### WHAT TO PRODUCE
The result should be every line of the listing that holds the word "true".

### DATASET EXTRACT
++++

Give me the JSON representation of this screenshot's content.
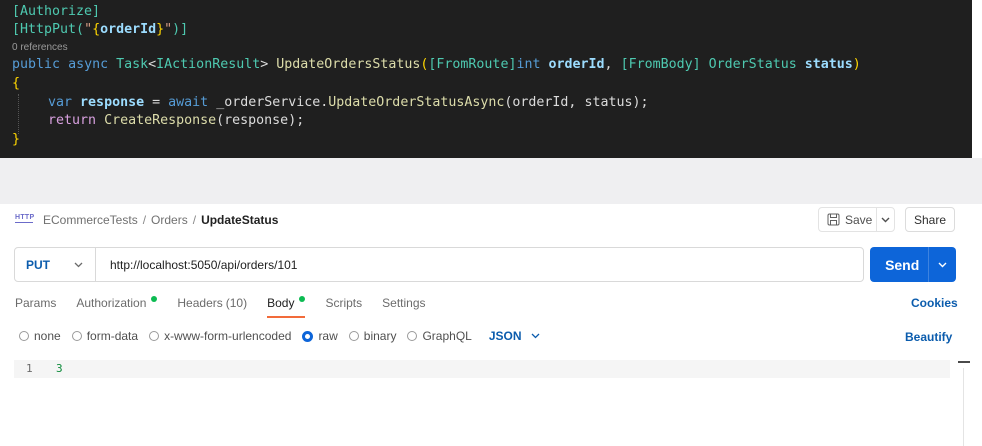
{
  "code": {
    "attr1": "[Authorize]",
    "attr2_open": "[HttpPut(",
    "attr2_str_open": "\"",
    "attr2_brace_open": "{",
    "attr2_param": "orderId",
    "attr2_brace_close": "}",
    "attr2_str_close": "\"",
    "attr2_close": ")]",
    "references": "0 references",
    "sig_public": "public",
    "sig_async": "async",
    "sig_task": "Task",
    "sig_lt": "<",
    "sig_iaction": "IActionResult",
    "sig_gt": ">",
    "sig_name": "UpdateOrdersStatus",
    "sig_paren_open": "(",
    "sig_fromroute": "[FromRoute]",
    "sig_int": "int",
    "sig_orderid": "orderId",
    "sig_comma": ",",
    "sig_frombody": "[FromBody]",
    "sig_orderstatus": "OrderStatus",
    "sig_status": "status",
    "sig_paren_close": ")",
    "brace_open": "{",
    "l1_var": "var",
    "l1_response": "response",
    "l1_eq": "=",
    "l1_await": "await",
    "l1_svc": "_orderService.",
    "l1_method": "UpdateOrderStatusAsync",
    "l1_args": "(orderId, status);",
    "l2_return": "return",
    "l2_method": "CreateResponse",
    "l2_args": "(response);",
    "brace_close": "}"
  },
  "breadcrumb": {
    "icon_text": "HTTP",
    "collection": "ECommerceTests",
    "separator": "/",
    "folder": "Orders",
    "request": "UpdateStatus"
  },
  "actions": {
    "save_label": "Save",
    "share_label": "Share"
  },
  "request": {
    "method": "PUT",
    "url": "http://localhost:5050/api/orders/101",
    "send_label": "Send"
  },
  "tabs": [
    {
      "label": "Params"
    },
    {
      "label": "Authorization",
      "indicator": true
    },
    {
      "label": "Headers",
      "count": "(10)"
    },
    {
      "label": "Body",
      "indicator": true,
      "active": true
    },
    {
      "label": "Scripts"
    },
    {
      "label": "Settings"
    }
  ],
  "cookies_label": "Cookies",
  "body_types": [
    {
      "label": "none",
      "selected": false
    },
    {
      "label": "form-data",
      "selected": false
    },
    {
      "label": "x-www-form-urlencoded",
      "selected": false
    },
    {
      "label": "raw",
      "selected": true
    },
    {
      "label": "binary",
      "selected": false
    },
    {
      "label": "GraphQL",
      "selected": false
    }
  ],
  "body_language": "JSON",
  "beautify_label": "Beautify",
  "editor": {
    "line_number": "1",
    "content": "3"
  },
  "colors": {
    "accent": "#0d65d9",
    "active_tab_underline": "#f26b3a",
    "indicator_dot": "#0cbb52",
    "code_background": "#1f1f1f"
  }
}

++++

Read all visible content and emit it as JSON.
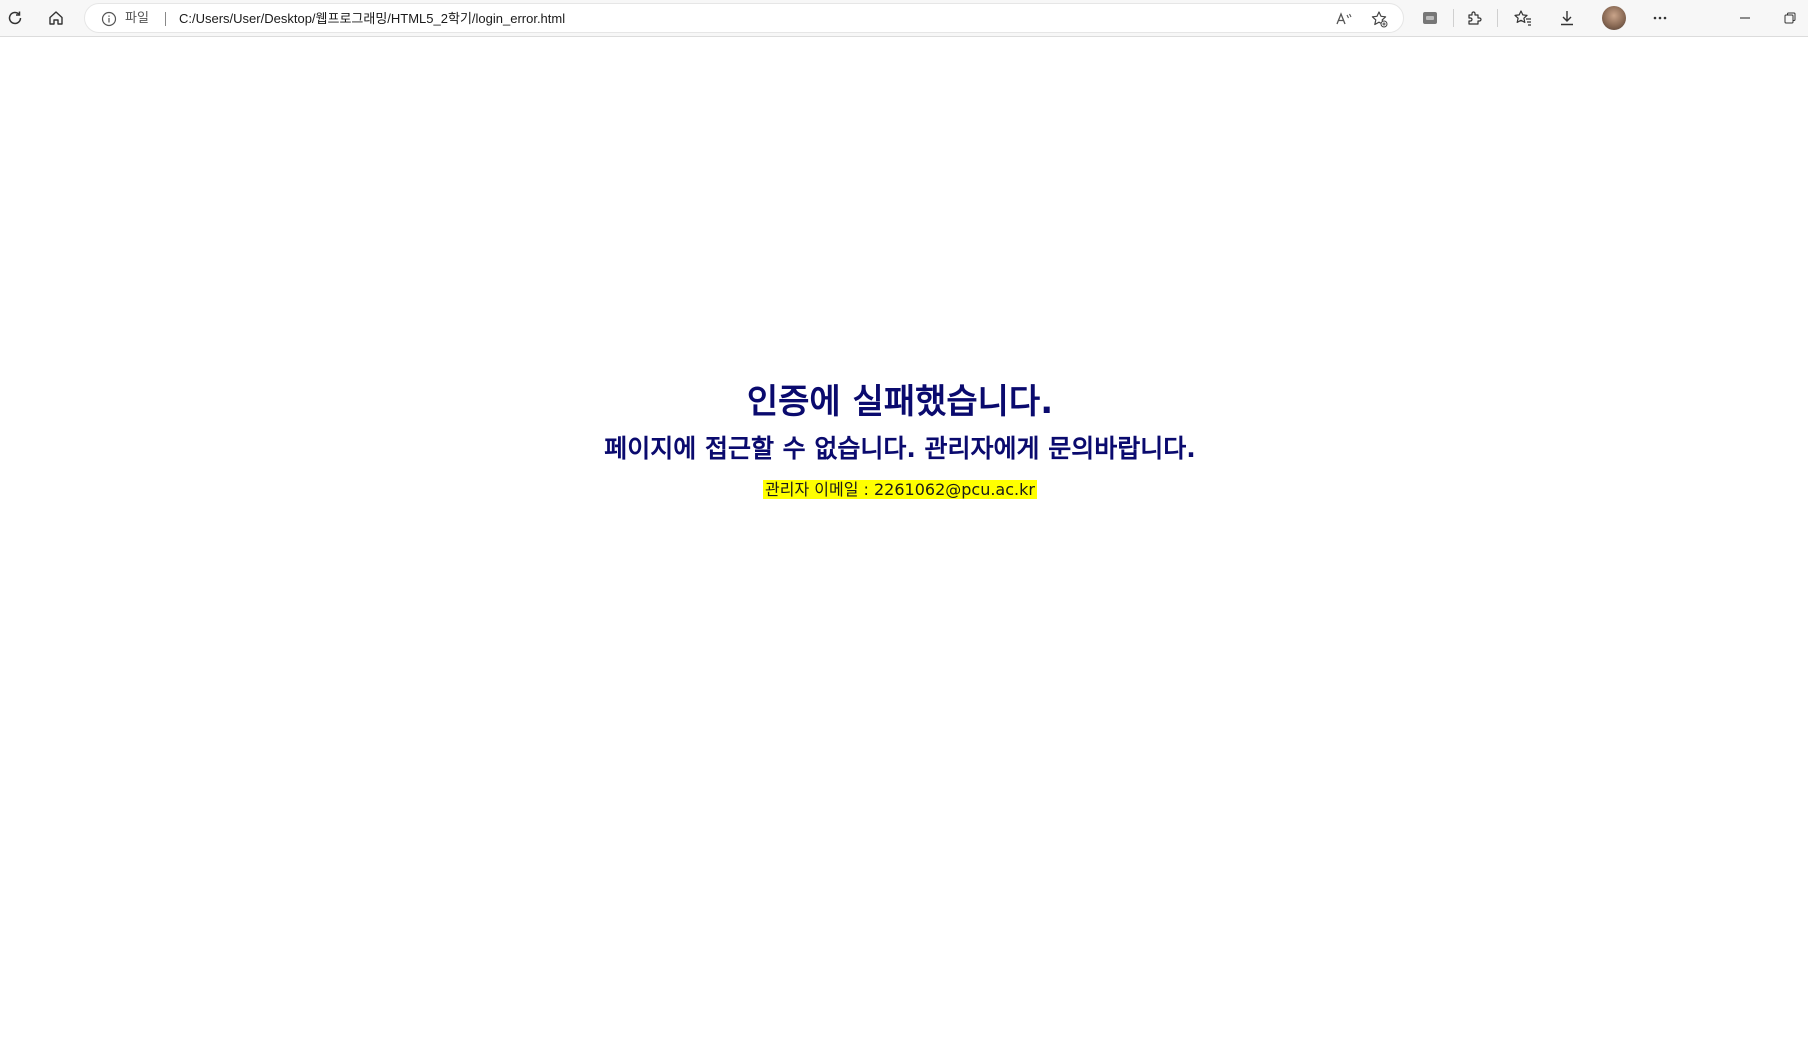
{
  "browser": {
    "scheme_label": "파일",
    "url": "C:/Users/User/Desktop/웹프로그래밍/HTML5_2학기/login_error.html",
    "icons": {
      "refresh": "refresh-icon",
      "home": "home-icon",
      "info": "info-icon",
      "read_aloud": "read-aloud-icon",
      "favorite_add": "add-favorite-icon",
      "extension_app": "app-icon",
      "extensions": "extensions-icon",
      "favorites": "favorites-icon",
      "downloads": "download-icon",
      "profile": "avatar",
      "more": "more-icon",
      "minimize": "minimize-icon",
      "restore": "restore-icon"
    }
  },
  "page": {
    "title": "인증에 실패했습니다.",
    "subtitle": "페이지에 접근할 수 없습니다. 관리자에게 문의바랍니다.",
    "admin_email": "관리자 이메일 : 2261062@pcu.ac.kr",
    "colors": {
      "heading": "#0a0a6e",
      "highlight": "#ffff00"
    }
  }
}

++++

### WRITTEN ANSWER
      "indicator": true
      "indicator": true,
      "active": true
      "selected": true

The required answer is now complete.